- [TASK GOAL] The reply must reproduce each line below exactly.

- [Dataset entries]
######
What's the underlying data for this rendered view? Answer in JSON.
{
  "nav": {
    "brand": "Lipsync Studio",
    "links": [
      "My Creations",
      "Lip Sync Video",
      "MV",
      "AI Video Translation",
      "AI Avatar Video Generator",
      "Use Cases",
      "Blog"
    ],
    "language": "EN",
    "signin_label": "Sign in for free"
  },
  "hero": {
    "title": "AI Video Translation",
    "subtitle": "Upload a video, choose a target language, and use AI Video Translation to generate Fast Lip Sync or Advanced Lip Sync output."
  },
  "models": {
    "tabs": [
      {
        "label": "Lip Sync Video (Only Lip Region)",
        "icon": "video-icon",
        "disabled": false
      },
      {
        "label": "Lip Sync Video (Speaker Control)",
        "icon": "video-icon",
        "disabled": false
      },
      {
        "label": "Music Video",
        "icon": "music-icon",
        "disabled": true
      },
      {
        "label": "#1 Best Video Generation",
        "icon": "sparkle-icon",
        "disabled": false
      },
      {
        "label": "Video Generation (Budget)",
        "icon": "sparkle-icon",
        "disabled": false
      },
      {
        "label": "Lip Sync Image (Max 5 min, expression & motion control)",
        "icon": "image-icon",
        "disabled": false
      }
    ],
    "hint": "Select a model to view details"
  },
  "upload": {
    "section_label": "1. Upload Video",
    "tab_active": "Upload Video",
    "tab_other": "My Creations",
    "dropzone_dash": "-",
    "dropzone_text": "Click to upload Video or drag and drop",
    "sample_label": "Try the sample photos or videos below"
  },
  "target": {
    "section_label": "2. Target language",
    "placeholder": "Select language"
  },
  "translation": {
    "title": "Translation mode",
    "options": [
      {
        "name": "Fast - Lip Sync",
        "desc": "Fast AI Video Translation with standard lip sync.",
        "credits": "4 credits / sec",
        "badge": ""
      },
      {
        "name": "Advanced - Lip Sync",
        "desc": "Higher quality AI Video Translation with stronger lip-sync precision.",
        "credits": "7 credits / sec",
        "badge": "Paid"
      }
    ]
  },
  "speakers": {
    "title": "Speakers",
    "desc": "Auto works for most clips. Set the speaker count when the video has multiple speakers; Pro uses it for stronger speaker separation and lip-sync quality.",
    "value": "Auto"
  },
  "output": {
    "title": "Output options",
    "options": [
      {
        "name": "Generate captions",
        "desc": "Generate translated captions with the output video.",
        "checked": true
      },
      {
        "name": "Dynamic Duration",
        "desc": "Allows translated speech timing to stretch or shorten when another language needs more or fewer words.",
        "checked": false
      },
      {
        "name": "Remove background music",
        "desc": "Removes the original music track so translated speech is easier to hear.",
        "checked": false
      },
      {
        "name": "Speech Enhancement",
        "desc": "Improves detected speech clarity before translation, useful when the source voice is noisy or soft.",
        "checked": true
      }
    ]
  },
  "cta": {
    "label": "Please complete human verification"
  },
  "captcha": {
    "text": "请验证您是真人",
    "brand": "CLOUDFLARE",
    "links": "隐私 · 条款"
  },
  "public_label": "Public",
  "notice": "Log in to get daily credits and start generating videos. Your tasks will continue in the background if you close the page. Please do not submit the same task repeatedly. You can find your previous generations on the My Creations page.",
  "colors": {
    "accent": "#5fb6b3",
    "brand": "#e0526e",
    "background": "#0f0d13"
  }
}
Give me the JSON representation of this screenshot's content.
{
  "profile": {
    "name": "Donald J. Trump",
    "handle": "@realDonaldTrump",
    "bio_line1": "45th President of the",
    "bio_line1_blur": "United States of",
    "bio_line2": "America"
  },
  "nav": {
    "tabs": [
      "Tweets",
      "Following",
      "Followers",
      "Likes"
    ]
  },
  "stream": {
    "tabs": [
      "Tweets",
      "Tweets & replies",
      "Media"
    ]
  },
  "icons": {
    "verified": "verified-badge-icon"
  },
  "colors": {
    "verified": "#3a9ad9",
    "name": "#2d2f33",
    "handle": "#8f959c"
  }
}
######
- [RESULT FOR THIS TASK]
What's the underlying data for this rendered view? Answer in JSON.
{
  "nav": {
    "brand": "Lipsync Studio",
    "links": [
      "My Creations",
      "Lip Sync Video",
      "MV",
      "AI Video Translation",
      "AI Avatar Video Generator",
      "Use Cases",
      "Blog"
    ],
    "language": "EN",
    "signin_label": "Sign in for free"
  },
  "hero": {
    "title": "AI Video Translation",
    "subtitle": "Upload a video, choose a target language, and use AI Video Translation to generate Fast Lip Sync or Advanced Lip Sync output."
  },
  "models": {
    "tabs": [
      {
        "label": "Lip Sync Video (Only Lip Region)",
        "icon": "video-icon",
        "disabled": false
      },
      {
        "label": "Lip Sync Video (Speaker Control)",
        "icon": "video-icon",
        "disabled": false
      },
      {
        "label": "Music Video",
        "icon": "music-icon",
        "disabled": true
      },
      {
        "label": "#1 Best Video Generation",
        "icon": "sparkle-icon",
        "disabled": false
      },
      {
        "label": "Video Generation (Budget)",
        "icon": "sparkle-icon",
        "disabled": false
      },
      {
        "label": "Lip Sync Image (Max 5 min, expression & motion control)",
        "icon": "image-icon",
        "disabled": false
      }
    ],
    "hint": "Select a model to view details"
  },
  "upload": {
    "section_label": "1. Upload Video",
    "tab_active": "Upload Video",
    "tab_other": "My Creations",
    "dropzone_dash": "-",
    "dropzone_text": "Click to upload Video or drag and drop",
    "sample_label": "Try the sample photos or videos below"
  },
  "target": {
    "section_label": "2. Target language",
    "placeholder": "Select language"
  },
  "translation": {
    "title": "Translation mode",
    "options": [
      {
        "name": "Fast - Lip Sync",
        "desc": "Fast AI Video Translation with standard lip sync.",
        "credits": "4 credits / sec",
        "badge": ""
      },
      {
        "name": "Advanced - Lip Sync",
        "desc": "Higher quality AI Video Translation with stronger lip-sync precision.",
        "credits": "7 credits / sec",
        "badge": "Paid"
      }
    ]
  },
  "speakers": {
    "title": "Speakers",
    "desc": "Auto works for most clips. Set the speaker count when the video has multiple speakers; Pro uses it for stronger speaker separation and lip-sync quality.",
    "value": "Auto"
  },
  "output": {
    "title": "Output options",
    "options": [
      {
        "name": "Generate captions",
        "desc": "Generate translated captions with the output video.",
        "checked": true
      },
      {
        "name": "Dynamic Duration",
        "desc": "Allows translated speech timing to stretch or shorten when another language needs more or fewer words.",
        "checked": false
      },
      {
        "name": "Remove background music",
        "desc": "Removes the original music track so translated speech is easier to hear.",
        "checked": false
      },
      {
        "name": "Speech Enhancement",
        "desc": "Improves detected speech clarity before translation, useful when the source voice is noisy or soft.",
        "checked": true
      }
    ]
  },
  "cta": {
    "label": "Please complete human verification"
  },
  "captcha": {
    "text": "请验证您是真人",
    "brand": "CLOUDFLARE",
    "links": "隐私 · 条款"
  },
  "public_label": "Public",
  "notice": "Log in to get daily credits and start generating videos. Your tasks will continue in the background if you close the page. Please do not submit the same task repeatedly. You can find your previous generations on the My Creations page.",
  "colors": {
    "accent": "#5fb6b3",
    "brand": "#e0526e",
    "background": "#0f0d13"
  }
}
Give me the JSON representation of this screenshot's content.
{
  "profile": {
    "name": "Donald J. Trump",
    "handle": "@realDonaldTrump",
    "bio_line1": "45th President of the",
    "bio_line1_blur": "United States of",
    "bio_line2": "America"
  },
  "nav": {
    "tabs": [
      "Tweets",
      "Following",
      "Followers",
      "Likes"
    ]
  },
  "stream": {
    "tabs": [
      "Tweets",
      "Tweets & replies",
      "Media"
    ]
  },
  "icons": {
    "verified": "verified-badge-icon"
  },
  "colors": {
    "verified": "#3a9ad9",
    "name": "#2d2f33",
    "handle": "#8f959c"
  }
}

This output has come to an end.